To determine whether the peripheral audition of a group of children comprehensively diagnosed as being on the autistic spectrum was quantitatively different from that of a matched group of typically developing children.Methods:
Thirty-seven children with autism and an equal number of control participants matched for chronological age within 6 mo were examined by means of behavioral and physiologic measures of auditory function. All participants had normal hearing (thresholds <15 dB HL; 0.25 to 8 kHz) and normal middle ear function by quantitative tympanometry. Conventional behavioral audiometry, a computer-assisted threshold assessment procedure, acoustic middle ear muscle reflex thresholds, and evoked otoacoustic emissions (both transient and distortion product) tests were administered to both groups.Results:
No significant differences between children with autism and those developing typically on any behavioral or physiologic measure of peripheral auditory function were found.Conclusions:

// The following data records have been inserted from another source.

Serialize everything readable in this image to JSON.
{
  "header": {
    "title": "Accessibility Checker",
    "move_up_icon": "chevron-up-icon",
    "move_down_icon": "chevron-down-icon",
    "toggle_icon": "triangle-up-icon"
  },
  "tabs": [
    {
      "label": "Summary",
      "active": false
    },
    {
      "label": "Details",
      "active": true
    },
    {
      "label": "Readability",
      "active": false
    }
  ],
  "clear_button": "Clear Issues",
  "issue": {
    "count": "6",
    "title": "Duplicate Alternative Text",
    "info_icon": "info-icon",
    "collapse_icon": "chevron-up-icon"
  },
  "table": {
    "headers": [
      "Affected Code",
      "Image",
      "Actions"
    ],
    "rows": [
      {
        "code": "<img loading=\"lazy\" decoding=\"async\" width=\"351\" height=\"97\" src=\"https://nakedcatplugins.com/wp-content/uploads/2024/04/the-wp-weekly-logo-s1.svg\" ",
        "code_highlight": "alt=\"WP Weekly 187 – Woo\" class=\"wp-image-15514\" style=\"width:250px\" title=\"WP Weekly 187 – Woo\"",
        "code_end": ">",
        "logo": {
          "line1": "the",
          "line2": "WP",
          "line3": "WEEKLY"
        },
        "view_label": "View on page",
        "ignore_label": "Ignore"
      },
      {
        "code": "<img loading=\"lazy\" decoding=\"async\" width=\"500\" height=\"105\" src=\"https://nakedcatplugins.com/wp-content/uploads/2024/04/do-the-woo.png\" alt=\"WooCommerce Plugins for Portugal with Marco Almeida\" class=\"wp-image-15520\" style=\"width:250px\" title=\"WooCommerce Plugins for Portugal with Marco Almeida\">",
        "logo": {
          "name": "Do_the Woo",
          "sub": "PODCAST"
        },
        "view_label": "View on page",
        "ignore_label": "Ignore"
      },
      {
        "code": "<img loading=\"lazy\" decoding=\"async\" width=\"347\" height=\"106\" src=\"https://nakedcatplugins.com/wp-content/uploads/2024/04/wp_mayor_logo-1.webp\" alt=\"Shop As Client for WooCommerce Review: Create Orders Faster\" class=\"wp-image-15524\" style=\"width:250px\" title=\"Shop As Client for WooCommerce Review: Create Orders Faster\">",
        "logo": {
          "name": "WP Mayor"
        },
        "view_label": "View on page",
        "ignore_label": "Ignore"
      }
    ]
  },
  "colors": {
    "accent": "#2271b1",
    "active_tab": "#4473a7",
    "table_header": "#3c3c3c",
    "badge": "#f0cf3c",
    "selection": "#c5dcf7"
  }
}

There was no evidence of intrinsic differences in the peripheral auditory mechanism of children with autism that would account for the auditory processing disorders and sound sensitivity that are commonly reported in this population.